### WHAT THE TASK ASKS
Which lines below contain the word "беспроводного"? Copy each one.

___ SUPPLIED MATERIAL

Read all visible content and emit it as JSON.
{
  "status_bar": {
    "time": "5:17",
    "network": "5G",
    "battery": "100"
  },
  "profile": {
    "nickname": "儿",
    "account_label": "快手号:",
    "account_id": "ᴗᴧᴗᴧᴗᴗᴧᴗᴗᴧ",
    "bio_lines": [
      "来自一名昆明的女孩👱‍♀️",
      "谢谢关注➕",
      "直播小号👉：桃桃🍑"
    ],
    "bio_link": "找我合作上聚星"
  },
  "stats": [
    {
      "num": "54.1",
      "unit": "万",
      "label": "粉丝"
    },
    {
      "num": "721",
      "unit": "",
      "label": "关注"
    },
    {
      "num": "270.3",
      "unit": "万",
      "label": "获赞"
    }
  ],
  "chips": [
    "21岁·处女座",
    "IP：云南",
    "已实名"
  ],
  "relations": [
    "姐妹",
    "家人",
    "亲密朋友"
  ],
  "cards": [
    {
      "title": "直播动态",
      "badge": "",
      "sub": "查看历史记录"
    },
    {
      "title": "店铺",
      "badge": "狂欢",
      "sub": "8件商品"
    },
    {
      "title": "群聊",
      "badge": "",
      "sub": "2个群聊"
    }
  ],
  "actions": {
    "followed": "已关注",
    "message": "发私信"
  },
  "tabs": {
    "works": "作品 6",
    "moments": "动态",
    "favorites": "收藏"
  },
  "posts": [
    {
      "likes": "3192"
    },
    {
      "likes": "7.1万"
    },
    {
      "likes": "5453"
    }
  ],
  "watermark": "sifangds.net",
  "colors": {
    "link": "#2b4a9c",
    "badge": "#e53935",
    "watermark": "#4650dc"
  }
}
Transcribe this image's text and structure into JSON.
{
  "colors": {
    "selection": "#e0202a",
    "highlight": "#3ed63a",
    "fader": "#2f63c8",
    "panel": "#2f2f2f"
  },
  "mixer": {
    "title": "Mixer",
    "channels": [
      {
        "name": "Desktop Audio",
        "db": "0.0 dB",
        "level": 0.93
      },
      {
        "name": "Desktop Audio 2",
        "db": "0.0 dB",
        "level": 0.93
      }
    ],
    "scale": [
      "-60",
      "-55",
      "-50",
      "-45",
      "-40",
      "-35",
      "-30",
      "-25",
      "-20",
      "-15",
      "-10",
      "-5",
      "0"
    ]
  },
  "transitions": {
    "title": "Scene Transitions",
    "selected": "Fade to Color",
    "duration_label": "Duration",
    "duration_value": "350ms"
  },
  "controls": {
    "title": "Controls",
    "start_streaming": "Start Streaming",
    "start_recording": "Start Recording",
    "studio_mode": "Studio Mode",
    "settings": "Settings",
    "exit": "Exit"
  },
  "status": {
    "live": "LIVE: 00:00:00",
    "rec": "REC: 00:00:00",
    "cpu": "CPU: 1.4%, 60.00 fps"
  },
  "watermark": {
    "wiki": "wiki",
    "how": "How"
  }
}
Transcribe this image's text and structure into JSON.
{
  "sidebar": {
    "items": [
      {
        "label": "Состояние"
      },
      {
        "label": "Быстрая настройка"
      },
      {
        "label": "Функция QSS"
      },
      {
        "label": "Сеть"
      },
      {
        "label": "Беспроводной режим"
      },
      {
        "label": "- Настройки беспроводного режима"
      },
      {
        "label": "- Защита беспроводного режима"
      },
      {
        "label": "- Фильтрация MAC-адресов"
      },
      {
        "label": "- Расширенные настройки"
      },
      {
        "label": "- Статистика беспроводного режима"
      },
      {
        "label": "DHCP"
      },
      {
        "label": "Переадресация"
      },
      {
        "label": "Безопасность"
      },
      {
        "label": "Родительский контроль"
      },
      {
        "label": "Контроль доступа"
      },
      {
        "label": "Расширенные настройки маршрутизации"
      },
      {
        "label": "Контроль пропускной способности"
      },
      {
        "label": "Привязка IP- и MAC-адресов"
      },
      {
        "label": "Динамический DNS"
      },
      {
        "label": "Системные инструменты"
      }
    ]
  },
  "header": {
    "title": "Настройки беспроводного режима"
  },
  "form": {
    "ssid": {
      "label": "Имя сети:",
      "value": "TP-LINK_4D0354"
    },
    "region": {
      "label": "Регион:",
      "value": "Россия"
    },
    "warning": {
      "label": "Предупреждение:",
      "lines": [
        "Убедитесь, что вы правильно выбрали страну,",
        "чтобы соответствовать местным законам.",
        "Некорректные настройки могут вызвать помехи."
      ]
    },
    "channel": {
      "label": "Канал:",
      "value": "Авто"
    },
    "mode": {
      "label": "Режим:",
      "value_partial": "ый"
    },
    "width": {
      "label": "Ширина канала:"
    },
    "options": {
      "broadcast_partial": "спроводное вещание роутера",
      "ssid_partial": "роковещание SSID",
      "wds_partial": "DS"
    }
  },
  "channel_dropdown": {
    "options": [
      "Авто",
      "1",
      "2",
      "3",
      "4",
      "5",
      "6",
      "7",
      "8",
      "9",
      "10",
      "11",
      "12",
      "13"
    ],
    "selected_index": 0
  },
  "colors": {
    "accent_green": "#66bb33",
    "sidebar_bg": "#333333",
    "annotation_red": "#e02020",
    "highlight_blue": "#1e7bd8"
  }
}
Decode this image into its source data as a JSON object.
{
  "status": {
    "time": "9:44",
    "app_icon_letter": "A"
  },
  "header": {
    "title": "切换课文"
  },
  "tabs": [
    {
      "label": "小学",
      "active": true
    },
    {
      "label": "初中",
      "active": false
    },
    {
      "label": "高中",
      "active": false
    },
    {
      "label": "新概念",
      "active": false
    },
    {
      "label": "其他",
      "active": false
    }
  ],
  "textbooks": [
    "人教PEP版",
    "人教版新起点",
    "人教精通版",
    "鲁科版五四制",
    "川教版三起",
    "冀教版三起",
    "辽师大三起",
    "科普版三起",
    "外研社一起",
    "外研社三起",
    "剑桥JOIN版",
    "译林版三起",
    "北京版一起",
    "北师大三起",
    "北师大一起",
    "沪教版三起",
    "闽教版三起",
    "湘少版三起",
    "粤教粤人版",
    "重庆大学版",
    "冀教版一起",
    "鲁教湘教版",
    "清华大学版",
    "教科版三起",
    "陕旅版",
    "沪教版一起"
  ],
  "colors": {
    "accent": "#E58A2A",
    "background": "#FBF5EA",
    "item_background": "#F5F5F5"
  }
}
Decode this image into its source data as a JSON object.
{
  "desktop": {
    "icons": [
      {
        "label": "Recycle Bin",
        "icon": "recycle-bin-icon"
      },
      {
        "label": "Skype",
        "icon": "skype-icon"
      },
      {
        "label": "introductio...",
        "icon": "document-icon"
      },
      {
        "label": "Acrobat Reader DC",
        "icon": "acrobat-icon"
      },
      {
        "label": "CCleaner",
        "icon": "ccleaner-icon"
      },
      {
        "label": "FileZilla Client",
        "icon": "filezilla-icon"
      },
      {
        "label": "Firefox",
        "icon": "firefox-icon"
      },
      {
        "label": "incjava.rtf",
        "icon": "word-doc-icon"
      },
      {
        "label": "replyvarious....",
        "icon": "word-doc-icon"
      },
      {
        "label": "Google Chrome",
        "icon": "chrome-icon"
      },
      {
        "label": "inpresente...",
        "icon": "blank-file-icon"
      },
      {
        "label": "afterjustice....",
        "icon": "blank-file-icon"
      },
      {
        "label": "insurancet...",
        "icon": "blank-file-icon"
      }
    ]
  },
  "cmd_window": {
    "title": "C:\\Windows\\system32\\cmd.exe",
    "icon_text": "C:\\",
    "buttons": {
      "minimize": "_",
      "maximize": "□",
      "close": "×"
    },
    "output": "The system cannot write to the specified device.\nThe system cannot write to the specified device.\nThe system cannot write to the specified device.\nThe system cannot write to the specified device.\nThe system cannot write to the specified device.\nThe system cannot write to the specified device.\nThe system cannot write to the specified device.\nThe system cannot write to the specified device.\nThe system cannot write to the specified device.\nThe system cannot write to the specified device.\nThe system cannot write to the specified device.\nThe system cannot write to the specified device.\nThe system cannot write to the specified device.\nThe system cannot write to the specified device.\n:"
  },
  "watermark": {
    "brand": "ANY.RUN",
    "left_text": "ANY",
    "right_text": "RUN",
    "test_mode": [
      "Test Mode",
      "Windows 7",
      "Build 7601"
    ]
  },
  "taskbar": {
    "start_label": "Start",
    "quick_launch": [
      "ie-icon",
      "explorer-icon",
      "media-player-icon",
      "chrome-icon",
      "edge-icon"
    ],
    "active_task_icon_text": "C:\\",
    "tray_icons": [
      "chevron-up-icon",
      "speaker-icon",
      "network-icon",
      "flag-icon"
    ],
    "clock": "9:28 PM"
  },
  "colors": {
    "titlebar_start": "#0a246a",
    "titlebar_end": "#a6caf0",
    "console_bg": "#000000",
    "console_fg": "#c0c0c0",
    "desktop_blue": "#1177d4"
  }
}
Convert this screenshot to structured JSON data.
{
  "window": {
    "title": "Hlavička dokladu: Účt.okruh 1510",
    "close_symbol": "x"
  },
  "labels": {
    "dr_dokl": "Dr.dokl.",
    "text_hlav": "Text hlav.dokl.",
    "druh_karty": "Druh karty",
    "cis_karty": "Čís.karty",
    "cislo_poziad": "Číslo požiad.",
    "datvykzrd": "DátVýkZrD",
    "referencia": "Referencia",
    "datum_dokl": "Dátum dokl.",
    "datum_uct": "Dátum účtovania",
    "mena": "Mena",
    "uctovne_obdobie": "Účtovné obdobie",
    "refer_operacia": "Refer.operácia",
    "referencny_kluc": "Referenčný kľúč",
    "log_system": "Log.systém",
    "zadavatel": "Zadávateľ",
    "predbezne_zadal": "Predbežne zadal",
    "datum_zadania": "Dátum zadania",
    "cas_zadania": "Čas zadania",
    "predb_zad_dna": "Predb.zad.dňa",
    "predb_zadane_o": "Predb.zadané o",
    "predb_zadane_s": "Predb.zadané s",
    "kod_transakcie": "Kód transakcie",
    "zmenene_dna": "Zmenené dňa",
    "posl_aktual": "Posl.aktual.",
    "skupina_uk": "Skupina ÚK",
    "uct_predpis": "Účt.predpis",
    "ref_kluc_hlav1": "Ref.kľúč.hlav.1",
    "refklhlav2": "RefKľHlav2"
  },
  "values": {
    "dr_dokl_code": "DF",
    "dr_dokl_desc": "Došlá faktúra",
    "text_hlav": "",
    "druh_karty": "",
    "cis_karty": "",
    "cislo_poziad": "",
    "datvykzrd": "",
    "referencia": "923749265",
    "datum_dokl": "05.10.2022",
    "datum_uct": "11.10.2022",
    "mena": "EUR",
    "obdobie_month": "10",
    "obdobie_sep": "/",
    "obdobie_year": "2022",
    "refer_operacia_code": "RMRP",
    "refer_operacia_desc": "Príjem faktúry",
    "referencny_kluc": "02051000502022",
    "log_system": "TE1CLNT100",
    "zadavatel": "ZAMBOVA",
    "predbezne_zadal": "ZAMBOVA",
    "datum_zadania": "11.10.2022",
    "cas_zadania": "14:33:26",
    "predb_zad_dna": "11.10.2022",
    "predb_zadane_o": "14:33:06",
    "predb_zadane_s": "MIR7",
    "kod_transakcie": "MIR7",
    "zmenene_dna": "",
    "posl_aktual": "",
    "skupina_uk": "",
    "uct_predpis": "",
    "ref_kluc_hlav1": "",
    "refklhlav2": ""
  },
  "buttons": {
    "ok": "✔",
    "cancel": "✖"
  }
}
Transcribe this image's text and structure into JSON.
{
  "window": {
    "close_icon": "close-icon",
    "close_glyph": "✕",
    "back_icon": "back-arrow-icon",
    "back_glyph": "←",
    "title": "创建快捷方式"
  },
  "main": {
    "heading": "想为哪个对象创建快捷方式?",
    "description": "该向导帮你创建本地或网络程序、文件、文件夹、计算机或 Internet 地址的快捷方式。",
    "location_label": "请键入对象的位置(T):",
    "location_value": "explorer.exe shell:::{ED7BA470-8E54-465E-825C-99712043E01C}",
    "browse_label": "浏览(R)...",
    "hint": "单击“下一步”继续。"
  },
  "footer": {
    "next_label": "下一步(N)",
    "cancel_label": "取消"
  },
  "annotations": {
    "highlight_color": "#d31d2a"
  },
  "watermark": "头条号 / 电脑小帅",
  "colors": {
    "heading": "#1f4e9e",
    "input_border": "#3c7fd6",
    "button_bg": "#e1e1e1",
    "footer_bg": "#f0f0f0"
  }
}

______

### ANSWER TO THIS EXERCISE
        "label": "- Настройки беспроводного режима"
        "label": "- Защита беспроводного режима"
        "label": "- Статистика беспроводного режима"
    "title": "Настройки беспроводного режима"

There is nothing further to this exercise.